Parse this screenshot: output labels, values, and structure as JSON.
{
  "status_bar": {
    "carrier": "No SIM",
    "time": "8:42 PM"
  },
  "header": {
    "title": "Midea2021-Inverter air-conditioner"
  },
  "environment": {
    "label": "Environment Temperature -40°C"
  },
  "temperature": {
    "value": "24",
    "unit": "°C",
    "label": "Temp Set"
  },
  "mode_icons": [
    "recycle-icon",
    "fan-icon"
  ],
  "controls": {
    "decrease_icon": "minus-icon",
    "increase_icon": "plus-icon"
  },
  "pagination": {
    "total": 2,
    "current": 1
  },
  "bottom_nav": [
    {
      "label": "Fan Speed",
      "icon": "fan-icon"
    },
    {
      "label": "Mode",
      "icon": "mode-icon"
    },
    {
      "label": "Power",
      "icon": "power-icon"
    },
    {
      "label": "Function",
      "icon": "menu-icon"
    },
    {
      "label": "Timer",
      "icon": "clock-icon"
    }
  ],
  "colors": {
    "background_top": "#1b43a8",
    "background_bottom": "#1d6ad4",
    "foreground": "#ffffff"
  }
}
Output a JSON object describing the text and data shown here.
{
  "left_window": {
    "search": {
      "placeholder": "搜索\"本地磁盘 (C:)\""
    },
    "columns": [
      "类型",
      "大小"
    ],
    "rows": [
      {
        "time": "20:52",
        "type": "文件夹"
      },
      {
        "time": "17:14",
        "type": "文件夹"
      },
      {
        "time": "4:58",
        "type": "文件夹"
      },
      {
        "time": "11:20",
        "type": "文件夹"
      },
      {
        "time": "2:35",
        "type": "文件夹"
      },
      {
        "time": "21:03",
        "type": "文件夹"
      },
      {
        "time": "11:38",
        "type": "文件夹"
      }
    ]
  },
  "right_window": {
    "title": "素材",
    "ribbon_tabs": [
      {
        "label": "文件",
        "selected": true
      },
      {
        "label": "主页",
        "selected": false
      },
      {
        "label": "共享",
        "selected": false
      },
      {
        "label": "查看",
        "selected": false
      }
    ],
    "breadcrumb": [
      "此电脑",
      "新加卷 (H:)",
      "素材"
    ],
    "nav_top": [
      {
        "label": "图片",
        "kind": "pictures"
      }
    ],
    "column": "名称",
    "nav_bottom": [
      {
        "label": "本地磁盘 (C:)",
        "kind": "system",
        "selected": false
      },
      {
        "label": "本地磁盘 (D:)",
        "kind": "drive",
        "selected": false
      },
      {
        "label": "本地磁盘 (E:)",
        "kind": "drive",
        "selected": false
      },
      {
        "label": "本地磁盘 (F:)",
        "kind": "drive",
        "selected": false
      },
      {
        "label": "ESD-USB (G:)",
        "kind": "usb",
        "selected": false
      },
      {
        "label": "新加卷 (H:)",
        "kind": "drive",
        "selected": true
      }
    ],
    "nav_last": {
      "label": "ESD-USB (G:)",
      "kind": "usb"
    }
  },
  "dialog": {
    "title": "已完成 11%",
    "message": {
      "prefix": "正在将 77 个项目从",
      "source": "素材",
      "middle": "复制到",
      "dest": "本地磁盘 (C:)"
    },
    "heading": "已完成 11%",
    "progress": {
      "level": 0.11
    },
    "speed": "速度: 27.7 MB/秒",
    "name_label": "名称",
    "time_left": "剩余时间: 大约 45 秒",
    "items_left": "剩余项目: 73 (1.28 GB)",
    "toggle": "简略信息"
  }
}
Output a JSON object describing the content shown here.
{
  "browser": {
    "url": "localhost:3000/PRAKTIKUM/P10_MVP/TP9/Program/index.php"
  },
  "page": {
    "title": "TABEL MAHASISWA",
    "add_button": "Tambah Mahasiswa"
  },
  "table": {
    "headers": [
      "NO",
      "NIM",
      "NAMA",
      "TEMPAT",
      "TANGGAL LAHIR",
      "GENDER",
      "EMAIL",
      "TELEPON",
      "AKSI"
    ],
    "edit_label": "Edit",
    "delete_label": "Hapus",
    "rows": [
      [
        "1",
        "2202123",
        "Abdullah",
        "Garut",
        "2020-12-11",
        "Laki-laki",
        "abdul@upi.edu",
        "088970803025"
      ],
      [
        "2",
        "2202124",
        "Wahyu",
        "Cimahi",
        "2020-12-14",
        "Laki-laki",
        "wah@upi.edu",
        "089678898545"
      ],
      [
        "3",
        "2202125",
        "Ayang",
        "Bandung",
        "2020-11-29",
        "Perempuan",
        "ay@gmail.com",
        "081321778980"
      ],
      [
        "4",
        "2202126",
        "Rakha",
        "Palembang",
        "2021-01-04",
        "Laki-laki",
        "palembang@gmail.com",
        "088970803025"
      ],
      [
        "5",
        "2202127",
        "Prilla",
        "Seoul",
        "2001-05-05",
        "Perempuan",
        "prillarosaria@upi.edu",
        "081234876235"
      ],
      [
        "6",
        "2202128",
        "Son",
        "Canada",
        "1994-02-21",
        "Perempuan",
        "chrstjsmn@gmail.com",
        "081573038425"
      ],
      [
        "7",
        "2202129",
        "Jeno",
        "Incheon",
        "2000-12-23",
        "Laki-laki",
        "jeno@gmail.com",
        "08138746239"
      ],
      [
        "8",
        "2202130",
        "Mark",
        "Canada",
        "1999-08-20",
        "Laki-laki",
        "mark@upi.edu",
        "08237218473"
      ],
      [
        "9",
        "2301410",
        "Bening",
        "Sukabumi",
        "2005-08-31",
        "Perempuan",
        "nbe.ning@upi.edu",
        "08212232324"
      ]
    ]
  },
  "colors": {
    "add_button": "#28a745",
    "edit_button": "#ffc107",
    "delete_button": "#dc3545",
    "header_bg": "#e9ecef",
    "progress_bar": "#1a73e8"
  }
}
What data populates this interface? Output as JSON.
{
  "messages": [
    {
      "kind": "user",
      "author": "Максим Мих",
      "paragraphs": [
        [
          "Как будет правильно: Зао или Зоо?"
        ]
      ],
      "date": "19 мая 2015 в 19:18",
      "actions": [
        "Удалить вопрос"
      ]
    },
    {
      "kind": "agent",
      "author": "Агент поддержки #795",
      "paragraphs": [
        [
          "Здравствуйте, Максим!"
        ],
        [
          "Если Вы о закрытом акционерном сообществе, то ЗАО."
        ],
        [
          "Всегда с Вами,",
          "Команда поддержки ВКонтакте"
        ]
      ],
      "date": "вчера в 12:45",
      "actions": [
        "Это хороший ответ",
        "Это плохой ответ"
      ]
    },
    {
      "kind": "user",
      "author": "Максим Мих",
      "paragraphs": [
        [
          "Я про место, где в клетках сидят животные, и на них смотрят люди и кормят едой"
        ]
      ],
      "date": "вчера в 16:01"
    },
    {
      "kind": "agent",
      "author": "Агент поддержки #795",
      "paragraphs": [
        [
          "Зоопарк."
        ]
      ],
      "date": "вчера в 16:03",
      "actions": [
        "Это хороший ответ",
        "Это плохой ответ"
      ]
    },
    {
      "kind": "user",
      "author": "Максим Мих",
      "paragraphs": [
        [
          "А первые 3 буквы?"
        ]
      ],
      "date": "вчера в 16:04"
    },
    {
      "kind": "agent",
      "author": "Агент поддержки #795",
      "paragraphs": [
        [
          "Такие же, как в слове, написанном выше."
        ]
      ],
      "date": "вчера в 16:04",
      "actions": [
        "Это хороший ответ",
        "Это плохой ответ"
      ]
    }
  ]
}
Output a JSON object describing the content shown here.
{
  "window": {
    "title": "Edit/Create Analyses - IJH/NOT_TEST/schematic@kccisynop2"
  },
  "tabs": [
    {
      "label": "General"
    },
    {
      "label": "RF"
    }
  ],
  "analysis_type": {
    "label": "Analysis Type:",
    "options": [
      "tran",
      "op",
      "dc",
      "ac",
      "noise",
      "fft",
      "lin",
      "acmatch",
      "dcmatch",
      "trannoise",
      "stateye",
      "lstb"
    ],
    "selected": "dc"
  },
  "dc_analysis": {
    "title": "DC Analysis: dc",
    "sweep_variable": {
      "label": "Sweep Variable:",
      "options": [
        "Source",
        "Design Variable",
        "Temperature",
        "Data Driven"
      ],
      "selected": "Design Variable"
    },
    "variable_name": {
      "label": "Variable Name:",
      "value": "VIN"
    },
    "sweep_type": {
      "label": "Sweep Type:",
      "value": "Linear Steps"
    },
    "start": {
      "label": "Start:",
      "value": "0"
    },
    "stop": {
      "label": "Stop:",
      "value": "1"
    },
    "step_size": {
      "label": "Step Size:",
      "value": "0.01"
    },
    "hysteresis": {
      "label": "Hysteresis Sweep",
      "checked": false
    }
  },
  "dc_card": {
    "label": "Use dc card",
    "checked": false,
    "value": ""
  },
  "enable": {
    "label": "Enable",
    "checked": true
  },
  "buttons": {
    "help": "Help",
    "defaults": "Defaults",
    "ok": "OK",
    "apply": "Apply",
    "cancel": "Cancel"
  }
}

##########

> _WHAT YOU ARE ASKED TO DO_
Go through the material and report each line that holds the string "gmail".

> _ANSWER TO THIS PROBLEM_
        "ay@gmail.com",
        "palembang@gmail.com",
        "chrstjsmn@gmail.com",
        "jeno@gmail.com",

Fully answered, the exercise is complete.